In Saturday’s nominally nonpartisan city and school board elections, two-thirds of the candidates endorsed by the Republican Party of Texas won their races.
Texas GOP Chairman Matt Rinaldi called it a “big night for conservative candidates in local elections.”
Big night for conservative candidates in local elections, with 64% of @TexasGOP endorsed candidates winning their races. Big thanks to @rdgarcia03 for leading this effort.
— Matt Rinaldi (@MattRinaldiTX) May 7, 2023
School board candidates in Harris County, who were also endorsed by the local party, scored big wins, sweeping races in Katy, Pasadena, and Spring Branch.

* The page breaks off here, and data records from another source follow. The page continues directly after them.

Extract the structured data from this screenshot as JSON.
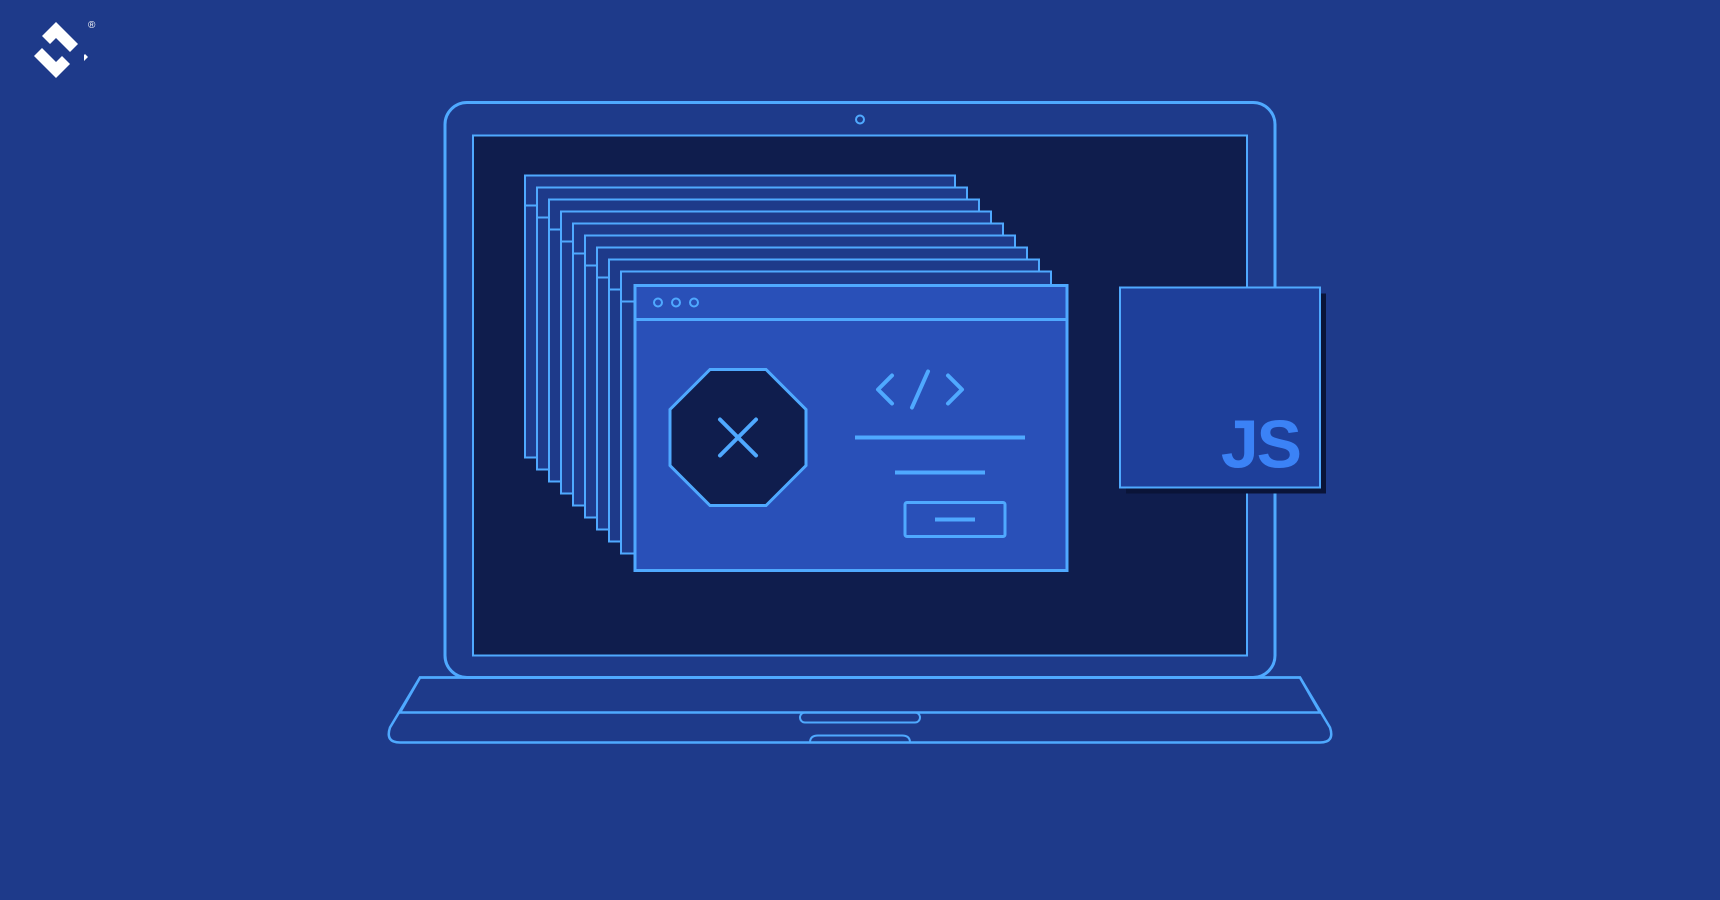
{
  "logo": {
    "registered_mark": "®"
  },
  "illustration": {
    "js_badge_text": "JS",
    "colors": {
      "background": "#1e3a8a",
      "outline": "#4fa9ff",
      "dark_navy": "#0f1d4d",
      "mid_blue": "#2950b8",
      "light_blue": "#3b82f6"
    },
    "elements": {
      "laptop": "laptop outline",
      "windows_stack": "stacked browser windows",
      "error_octagon": "octagon error icon with X",
      "code_symbol": "</> code brackets",
      "js_badge": "JavaScript logo square"
    }
  }
}
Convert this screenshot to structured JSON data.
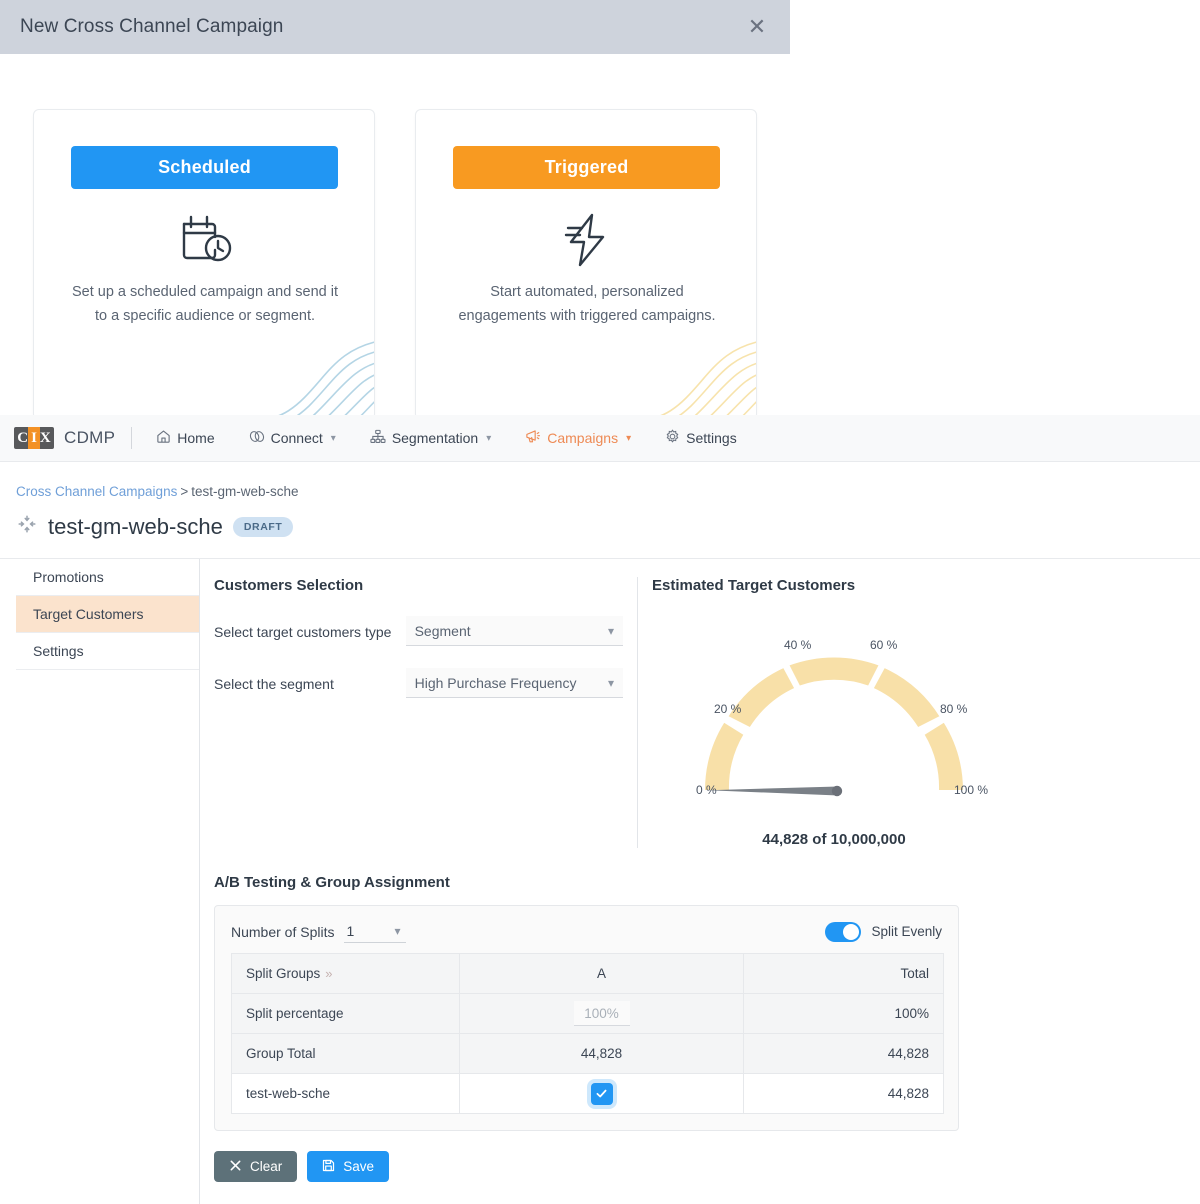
{
  "modal": {
    "title": "New Cross Channel Campaign",
    "close_icon": "close-icon",
    "cards": [
      {
        "button_label": "Scheduled",
        "accent": "#2196f3",
        "icon": "calendar-clock-icon",
        "description": "Set up a scheduled campaign and send it to a specific audience or segment."
      },
      {
        "button_label": "Triggered",
        "accent": "#f89a21",
        "icon": "lightning-bolt-icon",
        "description": "Start automated, personalized engagements with triggered campaigns."
      }
    ]
  },
  "topnav": {
    "logo": {
      "c": "C",
      "i": "I",
      "x": "X"
    },
    "product": "CDMP",
    "items": [
      {
        "label": "Home",
        "icon": "home-icon",
        "caret": false,
        "active": false
      },
      {
        "label": "Connect",
        "icon": "link-icon",
        "caret": true,
        "active": false
      },
      {
        "label": "Segmentation",
        "icon": "hierarchy-icon",
        "caret": true,
        "active": false
      },
      {
        "label": "Campaigns",
        "icon": "megaphone-icon",
        "caret": true,
        "active": true
      },
      {
        "label": "Settings",
        "icon": "gear-icon",
        "caret": false,
        "active": false
      }
    ],
    "active_color": "#ee8a54"
  },
  "breadcrumb": {
    "root": "Cross Channel Campaigns",
    "separator": ">",
    "current": "test-gm-web-sche"
  },
  "page": {
    "icon": "collapse-arrows-icon",
    "title": "test-gm-web-sche",
    "badge": "DRAFT",
    "badge_color": "#cfe1f2"
  },
  "sidebar": {
    "items": [
      {
        "label": "Promotions",
        "active": false
      },
      {
        "label": "Target Customers",
        "active": true
      },
      {
        "label": "Settings",
        "active": false
      }
    ],
    "active_bg": "#fbe3cd"
  },
  "customers_selection": {
    "title": "Customers Selection",
    "fields": [
      {
        "label": "Select target customers type",
        "value": "Segment"
      },
      {
        "label": "Select the segment",
        "value": "High Purchase Frequency"
      }
    ]
  },
  "chart_data": {
    "type": "gauge",
    "title": "Estimated Target Customers",
    "caption": "44,828 of 10,000,000",
    "value": 44828,
    "max": 10000000,
    "percent": 0.448,
    "unit": "%",
    "arc_color": "#f8e0a8",
    "needle_color": "#6b7078",
    "tick_labels": [
      "0 %",
      "20 %",
      "40 %",
      "60 %",
      "80 %",
      "100 %"
    ],
    "tick_values": [
      0,
      20,
      40,
      60,
      80,
      100
    ],
    "segments": [
      {
        "from": 0,
        "to": 20
      },
      {
        "from": 20,
        "to": 40
      },
      {
        "from": 40,
        "to": 60
      },
      {
        "from": 60,
        "to": 80
      },
      {
        "from": 80,
        "to": 100
      }
    ],
    "axis_range": [
      0,
      100
    ]
  },
  "ab_testing": {
    "title": "A/B Testing & Group Assignment",
    "splits_label": "Number of Splits",
    "splits_value": "1",
    "toggle_label": "Split Evenly",
    "toggle_on": true,
    "table": {
      "header": {
        "label": "Split Groups",
        "chevrons": "»",
        "a": "A",
        "total": "Total"
      },
      "rows": [
        {
          "label": "Split percentage",
          "a": "100%",
          "a_type": "input",
          "total": "100%",
          "total_style": "green"
        },
        {
          "label": "Group Total",
          "a": "44,828",
          "a_type": "text",
          "total": "44,828",
          "total_style": "plain"
        },
        {
          "label": "test-web-sche",
          "a": "",
          "a_type": "checkbox",
          "total": "44,828",
          "total_style": "plain"
        }
      ]
    }
  },
  "buttons": {
    "clear": {
      "label": "Clear",
      "icon": "x-icon",
      "color": "#5d7179"
    },
    "save": {
      "label": "Save",
      "icon": "save-disk-icon",
      "color": "#2196f3"
    }
  }
}
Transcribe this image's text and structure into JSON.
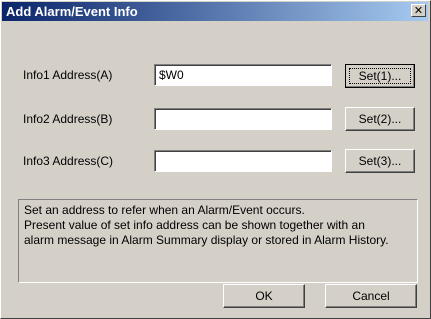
{
  "window": {
    "title": "Add Alarm/Event Info",
    "close_symbol": "✕"
  },
  "fields": [
    {
      "label": "Info1 Address(A)",
      "value": "$W0",
      "button": "Set(1)..."
    },
    {
      "label": "Info2 Address(B)",
      "value": "",
      "button": "Set(2)..."
    },
    {
      "label": "Info3 Address(C)",
      "value": "",
      "button": "Set(3)..."
    }
  ],
  "description": {
    "lines": [
      "Set an address to refer when an Alarm/Event occurs.",
      "Present value of set info address can be shown together with an",
      "alarm message in Alarm Summary display or stored in Alarm History."
    ]
  },
  "buttons": {
    "ok": "OK",
    "cancel": "Cancel"
  },
  "icons": {
    "close": "close-icon"
  }
}
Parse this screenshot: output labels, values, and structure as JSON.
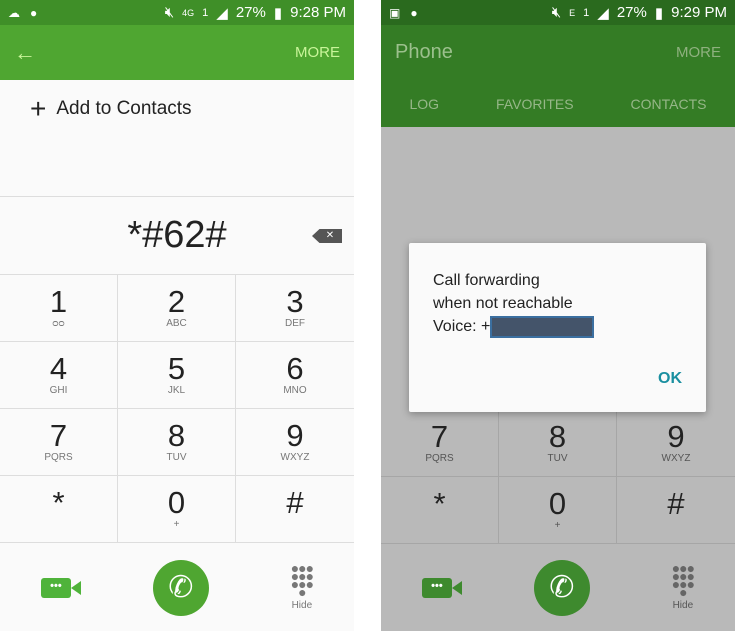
{
  "left": {
    "status": {
      "battery": "27%",
      "time": "9:28 PM",
      "network": "4G",
      "sim": "1"
    },
    "header": {
      "back_icon": "arrow-left-icon",
      "more": "MORE"
    },
    "add_contacts": "Add to Contacts",
    "dialed_number": "*#62#",
    "bottom": {
      "hide": "Hide"
    }
  },
  "right": {
    "status": {
      "battery": "27%",
      "time": "9:29 PM",
      "network": "E",
      "sim": "1"
    },
    "header": {
      "title": "Phone",
      "more": "MORE"
    },
    "tabs": [
      "LOG",
      "FAVORITES",
      "CONTACTS"
    ],
    "dialog": {
      "line1": "Call forwarding",
      "line2": "when not reachable",
      "line3": "Voice: +",
      "ok": "OK"
    },
    "bottom": {
      "hide": "Hide"
    }
  },
  "keys": [
    {
      "d": "1",
      "s": "ᴑᴑ"
    },
    {
      "d": "2",
      "s": "ABC"
    },
    {
      "d": "3",
      "s": "DEF"
    },
    {
      "d": "4",
      "s": "GHI"
    },
    {
      "d": "5",
      "s": "JKL"
    },
    {
      "d": "6",
      "s": "MNO"
    },
    {
      "d": "7",
      "s": "PQRS"
    },
    {
      "d": "8",
      "s": "TUV"
    },
    {
      "d": "9",
      "s": "WXYZ"
    },
    {
      "d": "*",
      "s": ""
    },
    {
      "d": "0",
      "s": "+"
    },
    {
      "d": "#",
      "s": ""
    }
  ],
  "colors": {
    "accent": "#4fa631",
    "ok": "#1a8fa0"
  }
}
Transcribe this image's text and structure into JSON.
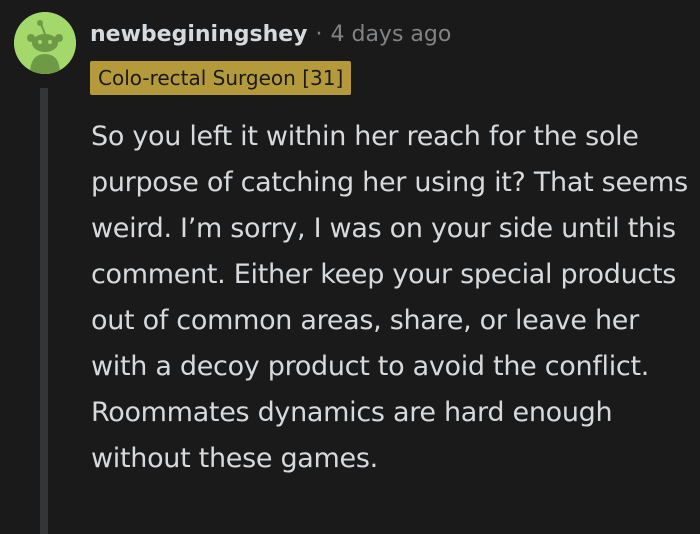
{
  "comment": {
    "username": "newbeginingshey",
    "separator": "·",
    "timestamp": "4 days ago",
    "flair": "Colo-rectal Surgeon [31]",
    "body": "So you left it within her reach for the sole purpose of catching her using it? That seems weird. I’m sorry, I was on your side until this comment. Either keep your special products out of common areas, share, or leave her with a decoy product to avoid the conflict. Roommates dynamics are hard enough without these games."
  },
  "colors": {
    "background": "#1a1a1b",
    "text": "#d7dadc",
    "muted": "#818384",
    "flair_bg": "#b59a3c",
    "avatar_bg": "#a3d86b",
    "thread_line": "#343536"
  },
  "icons": {
    "avatar": "snoo-avatar-icon"
  }
}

“Spring Branch ISD is a model of parents organizing to take back their schools!” said Rolando Garcia, the State Republican Executive Committeeman for Senate District 15 in Houston.
Garcia said there is no such thing as a “nonpartisan” election.
“Every race is a choice between conservative values and leftist progressive values,” he said.
School board races are necessarily “political” in that vital questions of public policy are at stake. When a candidate claims that school boards shouldn’t be “political” or “partisan,” they are trying to hide the fact that their values are out of step with the community’s values.
We need politics in school board races to keep politics out of the classroom. Leftists infiltrate school boards in Republican-leaning areas by dodging questions about issues (“that’s divisive!”) and just talking about all the PTA meetings they’ve attended.
In another Texas GOP win, voters elected Ed Harrison to the Midlothian ISD school board. He is the father of Republican State Rep. Brian Harrison of Midlothian, whose children attend schools in the district.
In all, the party endorsed 25 local candidates across the state. Sixteen of those won.
- Cole Stanley, Amarillo mayor
- Tom Scherlen, Amarillo City Council
- Mike Fletcher, Corsicana mayor
- Michael Grabowski, Humble ISD trustee
- Morgan Calhoun, Katy ISD trustee
- Mary Ellen Cuzela, Katy ISD trustee
- Amy Thieme, Katy ISD trustee
- Ed Harrison, Midlothian ISD trustee
- Kenny Fernandez, Pasadena ISD trustee
- Vickie Morgan, Pasadena ISD trustee
- Marshall Kendrick, Pasadena ISD trustee
- Courtney Anderson, Spring Branch ISD trustee
- Shannon Mahan, Spring Branch ISD trustee
- Toby Taylor, Weatherford ISD trustee
- Zach Smith, Weatherford City Council
- Doug Dowd, Weatherford College trustee
Another GOP-endorsed candidate, Collin College trustee Jay Saad, is headed to a runoff election.
Two other Collin County school board candidates backed by the party, incumbent Plano ISD trustee Cody Weaver and Frisco ISD challenger Reed Bond, lost their races. Democrats swept all three school board races and picked up a city council seat in Plano, which has become more liberal-leaning in recent years.
In Tarrant County, seven of the 10 local candidates highlighted by Gateway Church’s Pastor Robert Morris as having values aligned with biblical principles won their races:
- Eric Lannen, Carroll ISD trustee
- Jorja Clemson, Grand Prairie City Council
- J. Pontillo and Mary Humphrey, Grapevine-Colleyville ISD
- Ross McMullin, Keller City Council
- John Birt and Chris Coker, Keller ISD
School boards in Carroll, Grapevine-Colleyville, and Keller are now solidly conservative.
Garcia said school boards “are your community’s most important governing body” because they set the tax rate of community’s largest taxing jurisdiction and manage the budget of community’s largest employer, while also overseeing school curriculum and safety.
“You’re not electing someone to organize the booster club bake sale,” he said. “You’re electing someone to oversee what is taught to your children.”